At Proton Mail, one pillar of our mission is to educate the public about why online privacy is so important to democracy and human freedom. The creators of the new documentary, Disappear – Cover your online tracks, also care deeply about this mission. Between Disappear and the successful prequel, Nothing to Hide, director Marc Meillassoux has made data privacy more personal and relevant to hundreds of thousands of viewers.
With Nothing to Hide in 2017, the filmmakers explored the costs of mass surveillance in a way that Forbes called(new window) “eye-opening.” The documentary reached hundreds of thousands of people, had over 200 screenings, and was released in seven languages. (The film is available in Creative Commons. Anyone can watch it for free here(new window).)
As Marc prepares for his upcoming debut, Proton Mail is supporting the project with discount vouchers and perks for those who contribute to the Disappear(new window) crowdfunding campaign(new window). We encourage our community to back this important documentary and help spread the word about the dangers of a world under surveillance.
We caught up with Marc to ask him about his work and the future of privacy.
Thanks for everything you’ve done to expose people to privacy issues. What got you interested in pursuing a documentary on this topic?
Disappear – Cover your online tracks is an answer to our last documentary Nothing to Hide. It was screened at over 200 venues, after which we had long discussions with our different audiences about online surveillance and data collection. One question always came up: What can we now do to protect our data?
We started organizing privacy workshops, such as ‘CryptoParties,’ together with various privacy advocacy organizations after the screenings. At some point, we felt that there was a real need for a documentary on digital self-defense strategies.
Nothing to Hide challenges the common notion that “regular people” don’t have anything a corporation or government would be interested in knowing about. In short, what is your answer to people who say that?
I think Snowden puts it well: “Saying that you don’t care about privacy because you have nothing to hide is like saying that you don’t care about freedom of speech because you have nothing to say.” I would add that information is power and concentrating so much information in the hands of a few organizations or agencies can be dangerous. Besides, people don’t always realize the amount and sensitiveness of the data they share. This is what the whole ‘Mister X’ surveillance experiment was all about in Nothing to Hide: regular young guy saying “I have nothing to hide” and freaking out after discovering the outcome of our 30 days spying on his smartphone and laptop (with his consent).

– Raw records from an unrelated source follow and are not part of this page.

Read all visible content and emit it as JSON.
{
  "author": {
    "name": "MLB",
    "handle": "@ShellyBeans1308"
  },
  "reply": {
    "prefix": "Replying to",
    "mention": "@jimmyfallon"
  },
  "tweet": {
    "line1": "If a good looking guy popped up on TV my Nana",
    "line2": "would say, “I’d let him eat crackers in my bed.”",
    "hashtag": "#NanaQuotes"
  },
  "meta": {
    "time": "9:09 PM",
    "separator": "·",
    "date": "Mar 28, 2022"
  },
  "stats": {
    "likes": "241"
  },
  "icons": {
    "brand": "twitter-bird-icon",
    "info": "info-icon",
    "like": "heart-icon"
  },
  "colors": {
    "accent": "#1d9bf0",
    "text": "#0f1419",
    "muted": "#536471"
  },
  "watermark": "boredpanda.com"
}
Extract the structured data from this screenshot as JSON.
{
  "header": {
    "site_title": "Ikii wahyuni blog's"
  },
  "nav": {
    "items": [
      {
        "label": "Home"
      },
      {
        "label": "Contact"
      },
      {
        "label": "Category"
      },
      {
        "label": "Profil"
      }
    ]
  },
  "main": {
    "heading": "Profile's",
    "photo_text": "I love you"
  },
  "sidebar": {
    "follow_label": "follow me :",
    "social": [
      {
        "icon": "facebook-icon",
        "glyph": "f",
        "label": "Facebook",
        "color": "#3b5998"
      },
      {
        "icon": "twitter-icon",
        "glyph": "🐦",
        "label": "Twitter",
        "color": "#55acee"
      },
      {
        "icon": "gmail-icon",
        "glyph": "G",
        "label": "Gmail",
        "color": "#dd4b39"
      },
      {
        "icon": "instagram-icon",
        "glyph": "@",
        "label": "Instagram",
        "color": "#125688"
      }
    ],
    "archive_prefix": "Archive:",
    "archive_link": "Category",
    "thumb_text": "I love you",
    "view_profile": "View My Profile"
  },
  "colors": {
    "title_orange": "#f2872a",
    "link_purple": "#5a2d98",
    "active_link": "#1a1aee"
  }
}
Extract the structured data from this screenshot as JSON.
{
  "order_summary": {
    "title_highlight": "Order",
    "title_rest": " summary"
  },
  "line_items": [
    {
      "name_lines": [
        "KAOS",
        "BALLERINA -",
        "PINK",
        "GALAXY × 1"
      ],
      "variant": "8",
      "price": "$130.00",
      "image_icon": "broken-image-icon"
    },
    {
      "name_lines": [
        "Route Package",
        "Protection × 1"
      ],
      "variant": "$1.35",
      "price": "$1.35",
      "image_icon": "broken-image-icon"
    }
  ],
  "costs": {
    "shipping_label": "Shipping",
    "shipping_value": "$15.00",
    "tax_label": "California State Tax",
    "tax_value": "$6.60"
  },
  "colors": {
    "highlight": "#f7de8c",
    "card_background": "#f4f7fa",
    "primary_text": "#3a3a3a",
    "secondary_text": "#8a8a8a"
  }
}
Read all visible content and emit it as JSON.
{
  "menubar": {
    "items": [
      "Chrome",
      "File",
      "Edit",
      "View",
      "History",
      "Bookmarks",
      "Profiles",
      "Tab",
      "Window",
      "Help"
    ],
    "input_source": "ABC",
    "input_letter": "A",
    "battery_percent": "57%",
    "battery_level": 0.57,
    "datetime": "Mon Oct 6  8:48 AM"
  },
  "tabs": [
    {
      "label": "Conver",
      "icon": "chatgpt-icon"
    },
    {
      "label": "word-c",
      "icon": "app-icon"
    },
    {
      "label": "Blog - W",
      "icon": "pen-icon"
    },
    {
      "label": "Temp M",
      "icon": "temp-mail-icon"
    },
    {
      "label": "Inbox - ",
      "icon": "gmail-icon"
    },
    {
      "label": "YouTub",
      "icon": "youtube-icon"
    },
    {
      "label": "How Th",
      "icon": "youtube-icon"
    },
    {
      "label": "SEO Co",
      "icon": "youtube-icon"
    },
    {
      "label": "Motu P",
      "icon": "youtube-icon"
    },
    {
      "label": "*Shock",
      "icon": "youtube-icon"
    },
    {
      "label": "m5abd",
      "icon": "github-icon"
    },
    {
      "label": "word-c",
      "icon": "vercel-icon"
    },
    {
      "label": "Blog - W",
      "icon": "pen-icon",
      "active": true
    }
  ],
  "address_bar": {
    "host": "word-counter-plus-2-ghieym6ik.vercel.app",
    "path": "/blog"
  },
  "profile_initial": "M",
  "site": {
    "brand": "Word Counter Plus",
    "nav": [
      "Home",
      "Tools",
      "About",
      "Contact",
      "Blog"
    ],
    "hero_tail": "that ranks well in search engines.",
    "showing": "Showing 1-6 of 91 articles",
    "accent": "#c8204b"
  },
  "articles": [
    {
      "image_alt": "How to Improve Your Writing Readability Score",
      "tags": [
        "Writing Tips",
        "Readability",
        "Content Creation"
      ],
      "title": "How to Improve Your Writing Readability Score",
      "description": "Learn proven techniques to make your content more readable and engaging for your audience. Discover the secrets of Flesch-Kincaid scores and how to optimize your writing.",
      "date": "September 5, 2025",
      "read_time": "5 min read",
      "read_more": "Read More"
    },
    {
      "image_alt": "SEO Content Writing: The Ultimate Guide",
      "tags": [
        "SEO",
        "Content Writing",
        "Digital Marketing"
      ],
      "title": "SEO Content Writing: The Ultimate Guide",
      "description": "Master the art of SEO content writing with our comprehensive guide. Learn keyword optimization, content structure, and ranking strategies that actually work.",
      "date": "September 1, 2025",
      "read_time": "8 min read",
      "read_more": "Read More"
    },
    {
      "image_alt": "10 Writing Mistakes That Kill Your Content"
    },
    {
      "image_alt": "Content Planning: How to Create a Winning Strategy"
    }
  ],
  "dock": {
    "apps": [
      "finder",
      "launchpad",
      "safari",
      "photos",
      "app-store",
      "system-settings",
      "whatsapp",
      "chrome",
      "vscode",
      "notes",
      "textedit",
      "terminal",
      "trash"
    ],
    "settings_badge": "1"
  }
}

And did your documentary change anybody’s mind, as far as you know?
Yes, we had many people writing and commenting that they were truly shocked and that they would never use the ‘nothing to hide’ argument again. A few people said, “It’s too late, privacy is dead.” I think that’s because they felt powerless. This was another impulse that led us to the new documentary Disappear.
Tell us a bit about Disappear. What is your goal for this new film, and how is it different from the first?
Nothing to Hide was about advocating privacy, raising questions. Disappear is about how to take back our privacy, offering solutions. The objective is that anyone watching the documentary thinks: “OK, now I can take such and such actions to cover my tracks.” The film is aimed at low-risk to high-risk Internet users: from everyday citizens, professionals and protesters, to journalists and whistleblowers. While some of us assume we are safe today, things beyond our control can happen, like a regime change, and we might be at risk tomorrow.
Have you ever encountered any kind of resistance from people and organizations who don’t like the message of your films?
Not really. We didn’t get answers from Google and Facebook for our interview requests. But actually, a whole bunch of our crowdfunders came from Google and Facebook. We even had intelligence officers coming to the screenings and saying that they were drowning in surveillance data and could not do the job they were supposed to do anymore: securing citizens and institutions.
Given how pervasive surveillance technology is, and given how motivated companies and governments are to keep it that way, where do you see us in 10 or 20 years? Will people demand their privacy back or will the trend continue?
It’s a good question. I hope that Europe will continue pushing privacy standards. The General Data Protection Regulation(new window) (GDPR) is a start. Now we need alternatives to Google, Facebook and Microsoft that respect these standards. Another trend concerns us: that people more and more need to pay for privacy. This could increase existing inequalities, with marginalized populations paying with their data. This is why we want to present privacy-friendly, state-of-the-art solutions as well as free and open-source software solutions.
What about for an individual person who wants to be private but doesn’t want to live off the grid in the forest? Is there hope for that person?
Jean-Marc Manach, an investigative journalist, says everyone should at least have “15 minutes of privacy” every day, a reference to the “15 minutes of celebrity” for everyone predicted by Andy Warhol. I think that’s a reasonable goal to achieve: being able to protect data that could hurt us or others in some way, for example researching an illness online, preventing a malicious hacker from accessing our devices, protecting an information source, or just allowing us an intimate space where we can be ourselves online.
You can learn more about Disappear and contribute to the crowdfunding campaign here(new window).
Those who back the campaign can get, among other perks, $50 gift cards for Proton Mail/Proton VPN, Proton Mail branded Swiss-made webcam covers, and Proton Mail/Proton VPN stickers.
Thank you for your support.
The Proton Mail Team